as in close order, with the commander still riding in front, this column of Union infantry moved majestically in the charge. In a few minutes they were within easy range of our rifles, and some of my impatient men asked permission to fire. "Not yet," I replied. "Wait for the order." Soon they were so close that we might have seen the eagles on their buttons; but my brave and eager boys still waited for the order. Now the front rank was within a few rods of where I stood. It would not do to wait another second, and with all my lung power I shouted " Fire !" My rifles flamed and roared in the Federals' faces like a blinding blaze of lightning accompanied by the quick and deadly thunderbolt. The effect was appalling. The entire front line, with few exceptions, went down in the consuming blast. The gallant commander and his horse fell in a heap near where I stood--the horse dead, the rider unhurt. Before his rear lines could recover from the terrific shock, my exultant men were on their feet, devouring them with successive volleys. Even then these stubborn blue lines retreated in fairly good order. My front had been cleared; Lee's centre had been saved; and yet not a drop of blood had been lost by my men. The result, however, of this first effort to penetrate the Confederate centre, did not satisfy the intrepid Union commander.
|The Sunken Road from above|

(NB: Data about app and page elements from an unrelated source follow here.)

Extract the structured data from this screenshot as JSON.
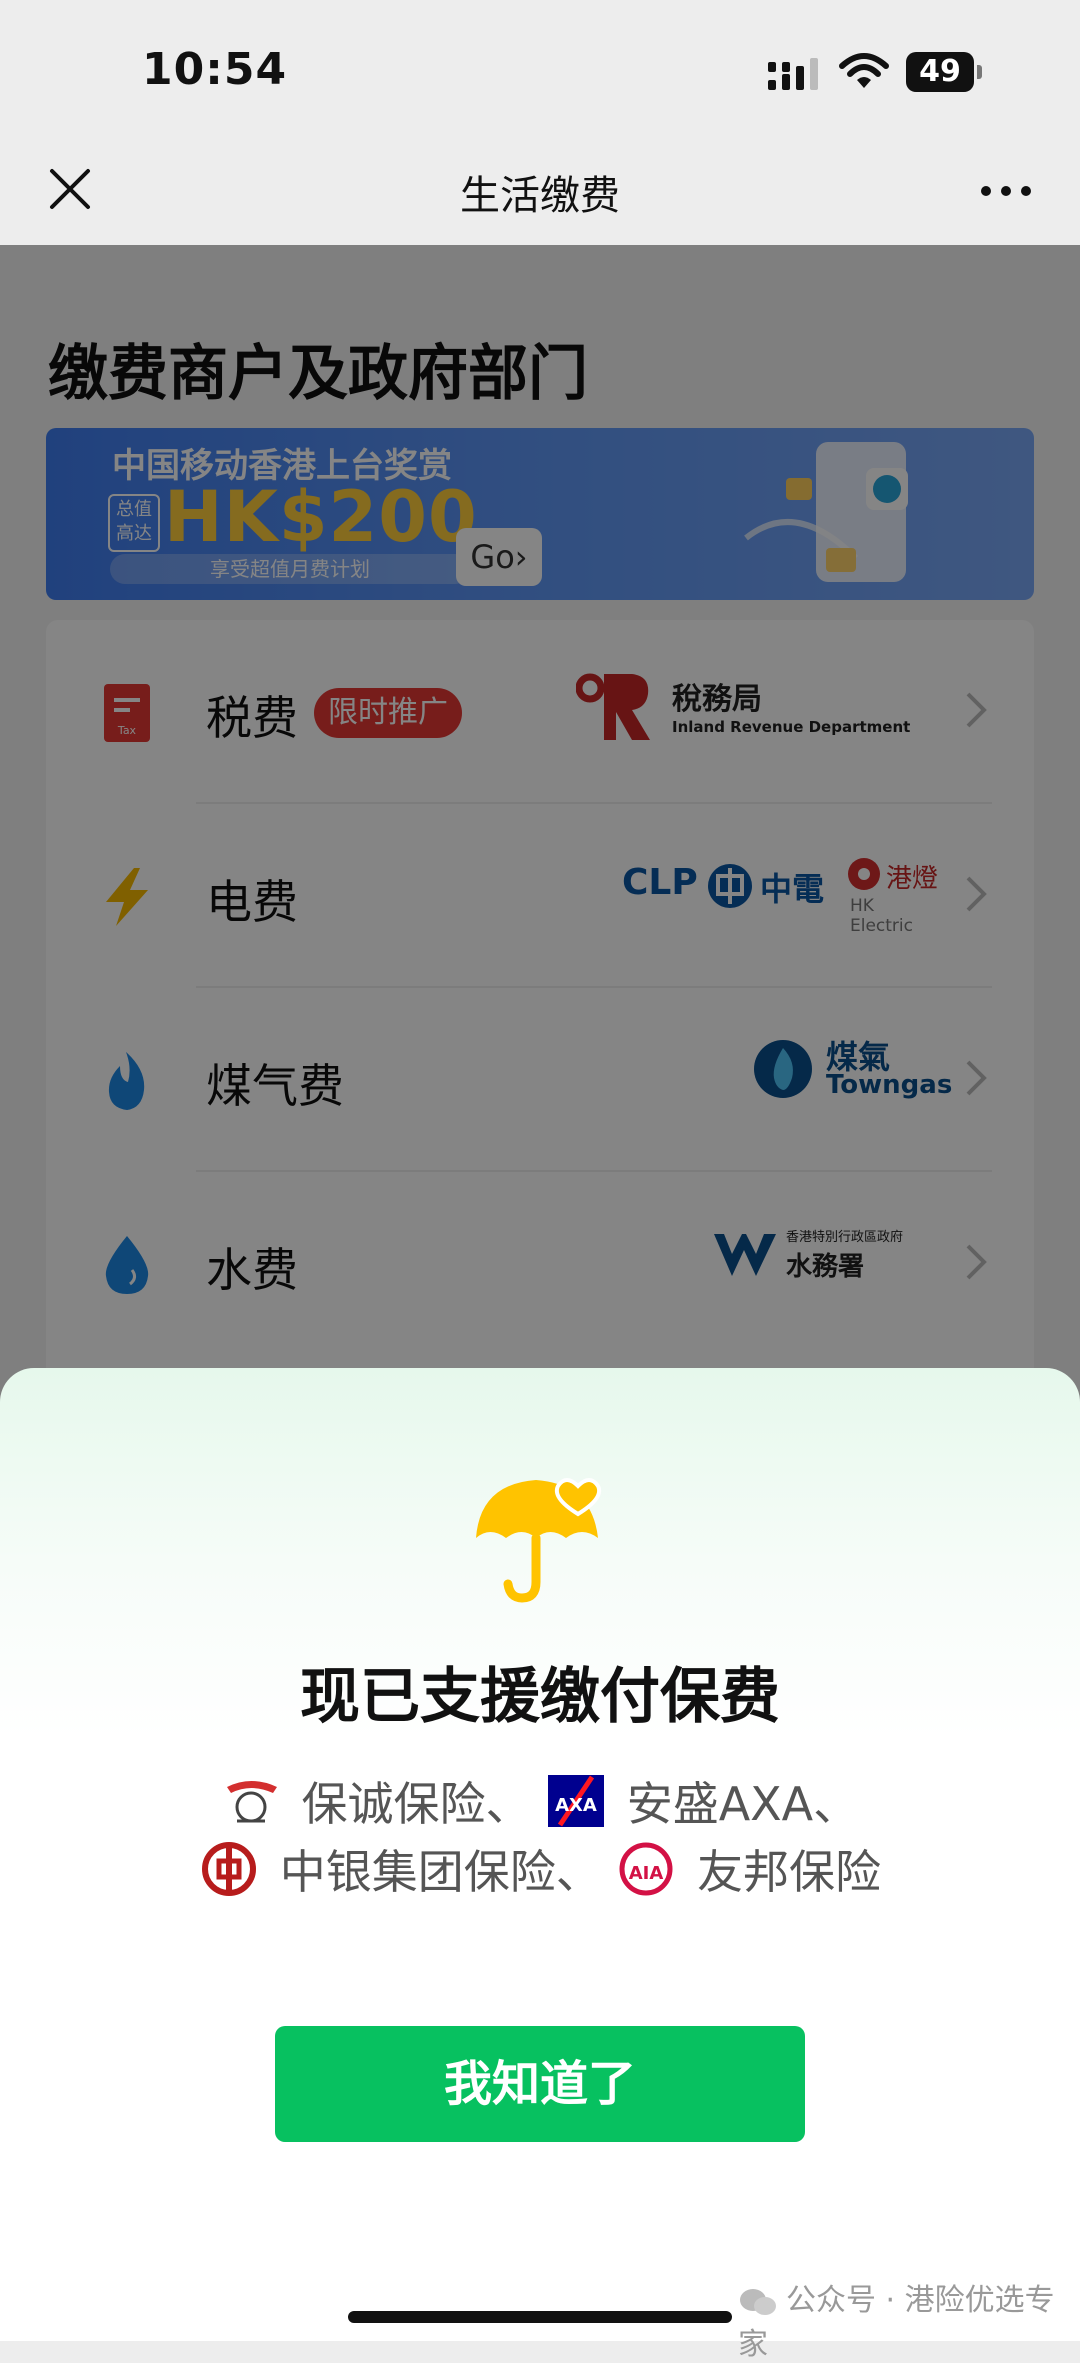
{
  "status_bar": {
    "time": "10:54",
    "battery": "49"
  },
  "nav": {
    "title": "生活缴费"
  },
  "page": {
    "section_title": "缴费商户及政府部门",
    "banner": {
      "title": "中国移动香港上台奖赏",
      "tag": "总值高达",
      "amount": "HK$200",
      "subtitle": "享受超值月费计划",
      "go": "Go"
    },
    "rows": [
      {
        "label": "税费",
        "badge": "限时推广",
        "logo_text": "稅務局",
        "logo_sub": "Inland Revenue Department"
      },
      {
        "label": "电费",
        "logo_text": "CLP",
        "logo_text2": "中電",
        "logo_text3": "港燈",
        "logo_sub": "HK Electric"
      },
      {
        "label": "煤气费",
        "logo_text": "煤氣",
        "logo_sub": "Towngas"
      },
      {
        "label": "水费",
        "logo_text": "水務署",
        "logo_sub": "香港特別行政區政府"
      }
    ]
  },
  "sheet": {
    "title": "现已支援缴付保费",
    "line1": [
      "保诚保险、",
      "安盛AXA、"
    ],
    "line2": [
      "中银集团保险、",
      "友邦保险"
    ],
    "button": "我知道了"
  },
  "watermark": "公众号 · 港险优选专家",
  "colors": {
    "accent": "#07c160",
    "badge": "#e53935",
    "umbrella": "#ffc300"
  }
}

Go back, young man, and tell General McClellan I have no command! Tell him my command, Bank's command, and Hooker's command are all cut up and demoralized. Tell him General Franklin has the only organized command on this part of the field!McClellan came from his headquarters himself to make the decision, and he sided with Sumner. He was too cautious to hazard an attack, and decided that they would just have to hold on to what they gained. He did not understand that he still outnumbered the Confederates, and the rebels were just holding on by a thin thread. No more attacks would be made on the left or center. Both sides had paid dearly for the fight over the Sunken Road. 5,600 men from both sides were either killed or wounded. So many Confederates had fallen in the road that it was said you cold walk from one end to the other on the bodies. After the battle it was given the ominous name of Bloody Lane.